▶ _Working data_
--- START ---
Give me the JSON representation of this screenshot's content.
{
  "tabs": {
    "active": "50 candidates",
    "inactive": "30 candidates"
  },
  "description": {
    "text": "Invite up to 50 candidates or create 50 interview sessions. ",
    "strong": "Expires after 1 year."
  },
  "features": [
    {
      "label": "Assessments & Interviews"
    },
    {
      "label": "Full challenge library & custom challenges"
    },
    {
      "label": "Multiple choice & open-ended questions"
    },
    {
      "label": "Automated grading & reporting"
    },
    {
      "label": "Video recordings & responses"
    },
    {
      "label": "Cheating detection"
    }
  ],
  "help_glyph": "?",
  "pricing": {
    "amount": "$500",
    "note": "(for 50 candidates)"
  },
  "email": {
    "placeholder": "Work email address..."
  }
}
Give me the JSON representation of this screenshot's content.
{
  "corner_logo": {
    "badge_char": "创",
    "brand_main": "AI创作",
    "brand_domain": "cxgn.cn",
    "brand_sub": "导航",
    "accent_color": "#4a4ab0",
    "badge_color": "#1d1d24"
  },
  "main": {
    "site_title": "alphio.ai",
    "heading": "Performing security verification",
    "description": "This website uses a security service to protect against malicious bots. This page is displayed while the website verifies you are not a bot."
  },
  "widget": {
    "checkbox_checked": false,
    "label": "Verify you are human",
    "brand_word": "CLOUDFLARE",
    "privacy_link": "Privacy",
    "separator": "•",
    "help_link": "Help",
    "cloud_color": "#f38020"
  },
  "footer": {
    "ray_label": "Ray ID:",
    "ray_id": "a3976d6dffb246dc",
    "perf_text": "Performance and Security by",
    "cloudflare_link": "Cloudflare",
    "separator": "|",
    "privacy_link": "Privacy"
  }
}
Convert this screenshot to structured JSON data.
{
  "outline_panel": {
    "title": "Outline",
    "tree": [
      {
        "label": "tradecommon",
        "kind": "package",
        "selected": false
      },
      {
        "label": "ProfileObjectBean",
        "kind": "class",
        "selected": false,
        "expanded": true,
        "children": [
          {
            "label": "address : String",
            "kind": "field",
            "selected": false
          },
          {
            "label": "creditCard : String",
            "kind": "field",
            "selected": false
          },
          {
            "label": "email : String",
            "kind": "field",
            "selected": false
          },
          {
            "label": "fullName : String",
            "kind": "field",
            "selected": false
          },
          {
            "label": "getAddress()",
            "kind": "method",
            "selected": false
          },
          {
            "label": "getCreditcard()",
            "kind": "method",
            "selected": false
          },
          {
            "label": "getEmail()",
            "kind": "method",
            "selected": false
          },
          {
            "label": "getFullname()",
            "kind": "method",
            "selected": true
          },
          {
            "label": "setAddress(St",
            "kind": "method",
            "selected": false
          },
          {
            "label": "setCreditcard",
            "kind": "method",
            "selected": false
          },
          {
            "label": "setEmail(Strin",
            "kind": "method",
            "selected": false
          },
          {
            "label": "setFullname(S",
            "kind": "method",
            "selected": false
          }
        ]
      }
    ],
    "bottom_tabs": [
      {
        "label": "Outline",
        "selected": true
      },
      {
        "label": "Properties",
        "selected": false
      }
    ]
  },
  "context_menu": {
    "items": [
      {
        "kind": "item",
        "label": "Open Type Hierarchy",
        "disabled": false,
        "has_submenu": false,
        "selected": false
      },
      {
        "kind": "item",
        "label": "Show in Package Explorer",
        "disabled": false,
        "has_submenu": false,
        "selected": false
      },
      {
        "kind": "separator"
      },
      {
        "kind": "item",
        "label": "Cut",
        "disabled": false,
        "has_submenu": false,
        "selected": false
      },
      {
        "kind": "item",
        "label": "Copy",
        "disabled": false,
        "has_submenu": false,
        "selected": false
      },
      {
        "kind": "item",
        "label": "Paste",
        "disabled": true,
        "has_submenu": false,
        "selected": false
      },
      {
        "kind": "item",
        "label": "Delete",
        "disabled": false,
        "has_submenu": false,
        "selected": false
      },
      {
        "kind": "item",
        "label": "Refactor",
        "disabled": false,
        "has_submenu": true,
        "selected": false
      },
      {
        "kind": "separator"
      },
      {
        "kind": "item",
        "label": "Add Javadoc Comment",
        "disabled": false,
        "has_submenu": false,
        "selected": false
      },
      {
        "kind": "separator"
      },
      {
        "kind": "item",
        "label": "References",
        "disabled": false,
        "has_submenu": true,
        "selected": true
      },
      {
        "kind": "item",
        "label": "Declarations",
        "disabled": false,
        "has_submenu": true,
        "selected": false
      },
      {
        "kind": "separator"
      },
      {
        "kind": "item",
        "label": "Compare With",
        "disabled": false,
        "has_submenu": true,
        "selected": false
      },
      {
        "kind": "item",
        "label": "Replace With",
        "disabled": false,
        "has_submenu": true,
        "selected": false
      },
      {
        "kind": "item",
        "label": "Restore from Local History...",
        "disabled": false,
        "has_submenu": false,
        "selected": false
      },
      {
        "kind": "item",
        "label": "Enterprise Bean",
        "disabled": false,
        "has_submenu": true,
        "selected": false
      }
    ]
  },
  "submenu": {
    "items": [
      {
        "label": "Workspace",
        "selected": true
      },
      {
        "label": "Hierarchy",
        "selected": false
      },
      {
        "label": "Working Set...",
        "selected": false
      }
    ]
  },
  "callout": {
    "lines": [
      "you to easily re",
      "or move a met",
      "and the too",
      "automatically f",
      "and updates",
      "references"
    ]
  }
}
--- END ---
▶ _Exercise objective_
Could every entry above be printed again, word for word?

▶ _Task solution_
Give me the JSON representation of this screenshot's content.
{
  "tabs": {
    "active": "50 candidates",
    "inactive": "30 candidates"
  },
  "description": {
    "text": "Invite up to 50 candidates or create 50 interview sessions. ",
    "strong": "Expires after 1 year."
  },
  "features": [
    {
      "label": "Assessments & Interviews"
    },
    {
      "label": "Full challenge library & custom challenges"
    },
    {
      "label": "Multiple choice & open-ended questions"
    },
    {
      "label": "Automated grading & reporting"
    },
    {
      "label": "Video recordings & responses"
    },
    {
      "label": "Cheating detection"
    }
  ],
  "help_glyph": "?",
  "pricing": {
    "amount": "$500",
    "note": "(for 50 candidates)"
  },
  "email": {
    "placeholder": "Work email address..."
  }
}
Give me the JSON representation of this screenshot's content.
{
  "corner_logo": {
    "badge_char": "创",
    "brand_main": "AI创作",
    "brand_domain": "cxgn.cn",
    "brand_sub": "导航",
    "accent_color": "#4a4ab0",
    "badge_color": "#1d1d24"
  },
  "main": {
    "site_title": "alphio.ai",
    "heading": "Performing security verification",
    "description": "This website uses a security service to protect against malicious bots. This page is displayed while the website verifies you are not a bot."
  },
  "widget": {
    "checkbox_checked": false,
    "label": "Verify you are human",
    "brand_word": "CLOUDFLARE",
    "privacy_link": "Privacy",
    "separator": "•",
    "help_link": "Help",
    "cloud_color": "#f38020"
  },
  "footer": {
    "ray_label": "Ray ID:",
    "ray_id": "a3976d6dffb246dc",
    "perf_text": "Performance and Security by",
    "cloudflare_link": "Cloudflare",
    "separator": "|",
    "privacy_link": "Privacy"
  }
}
Convert this screenshot to structured JSON data.
{
  "outline_panel": {
    "title": "Outline",
    "tree": [
      {
        "label": "tradecommon",
        "kind": "package",
        "selected": false
      },
      {
        "label": "ProfileObjectBean",
        "kind": "class",
        "selected": false,
        "expanded": true,
        "children": [
          {
            "label": "address : String",
            "kind": "field",
            "selected": false
          },
          {
            "label": "creditCard : String",
            "kind": "field",
            "selected": false
          },
          {
            "label": "email : String",
            "kind": "field",
            "selected": false
          },
          {
            "label": "fullName : String",
            "kind": "field",
            "selected": false
          },
          {
            "label": "getAddress()",
            "kind": "method",
            "selected": false
          },
          {
            "label": "getCreditcard()",
            "kind": "method",
            "selected": false
          },
          {
            "label": "getEmail()",
            "kind": "method",
            "selected": false
          },
          {
            "label": "getFullname()",
            "kind": "method",
            "selected": true
          },
          {
            "label": "setAddress(St",
            "kind": "method",
            "selected": false
          },
          {
            "label": "setCreditcard",
            "kind": "method",
            "selected": false
          },
          {
            "label": "setEmail(Strin",
            "kind": "method",
            "selected": false
          },
          {
            "label": "setFullname(S",
            "kind": "method",
            "selected": false
          }
        ]
      }
    ],
    "bottom_tabs": [
      {
        "label": "Outline",
        "selected": true
      },
      {
        "label": "Properties",
        "selected": false
      }
    ]
  },
  "context_menu": {
    "items": [
      {
        "kind": "item",
        "label": "Open Type Hierarchy",
        "disabled": false,
        "has_submenu": false,
        "selected": false
      },
      {
        "kind": "item",
        "label": "Show in Package Explorer",
        "disabled": false,
        "has_submenu": false,
        "selected": false
      },
      {
        "kind": "separator"
      },
      {
        "kind": "item",
        "label": "Cut",
        "disabled": false,
        "has_submenu": false,
        "selected": false
      },
      {
        "kind": "item",
        "label": "Copy",
        "disabled": false,
        "has_submenu": false,
        "selected": false
      },
      {
        "kind": "item",
        "label": "Paste",
        "disabled": true,
        "has_submenu": false,
        "selected": false
      },
      {
        "kind": "item",
        "label": "Delete",
        "disabled": false,
        "has_submenu": false,
        "selected": false
      },
      {
        "kind": "item",
        "label": "Refactor",
        "disabled": false,
        "has_submenu": true,
        "selected": false
      },
      {
        "kind": "separator"
      },
      {
        "kind": "item",
        "label": "Add Javadoc Comment",
        "disabled": false,
        "has_submenu": false,
        "selected": false
      },
      {
        "kind": "separator"
      },
      {
        "kind": "item",
        "label": "References",
        "disabled": false,
        "has_submenu": true,
        "selected": true
      },
      {
        "kind": "item",
        "label": "Declarations",
        "disabled": false,
        "has_submenu": true,
        "selected": false
      },
      {
        "kind": "separator"
      },
      {
        "kind": "item",
        "label": "Compare With",
        "disabled": false,
        "has_submenu": true,
        "selected": false
      },
      {
        "kind": "item",
        "label": "Replace With",
        "disabled": false,
        "has_submenu": true,
        "selected": false
      },
      {
        "kind": "item",
        "label": "Restore from Local History...",
        "disabled": false,
        "has_submenu": false,
        "selected": false
      },
      {
        "kind": "item",
        "label": "Enterprise Bean",
        "disabled": false,
        "has_submenu": true,
        "selected": false
      }
    ]
  },
  "submenu": {
    "items": [
      {
        "label": "Workspace",
        "selected": true
      },
      {
        "label": "Hierarchy",
        "selected": false
      },
      {
        "label": "Working Set...",
        "selected": false
      }
    ]
  },
  "callout": {
    "lines": [
      "you to easily re",
      "or move a met",
      "and the too",
      "automatically f",
      "and updates",
      "references"
    ]
  }
}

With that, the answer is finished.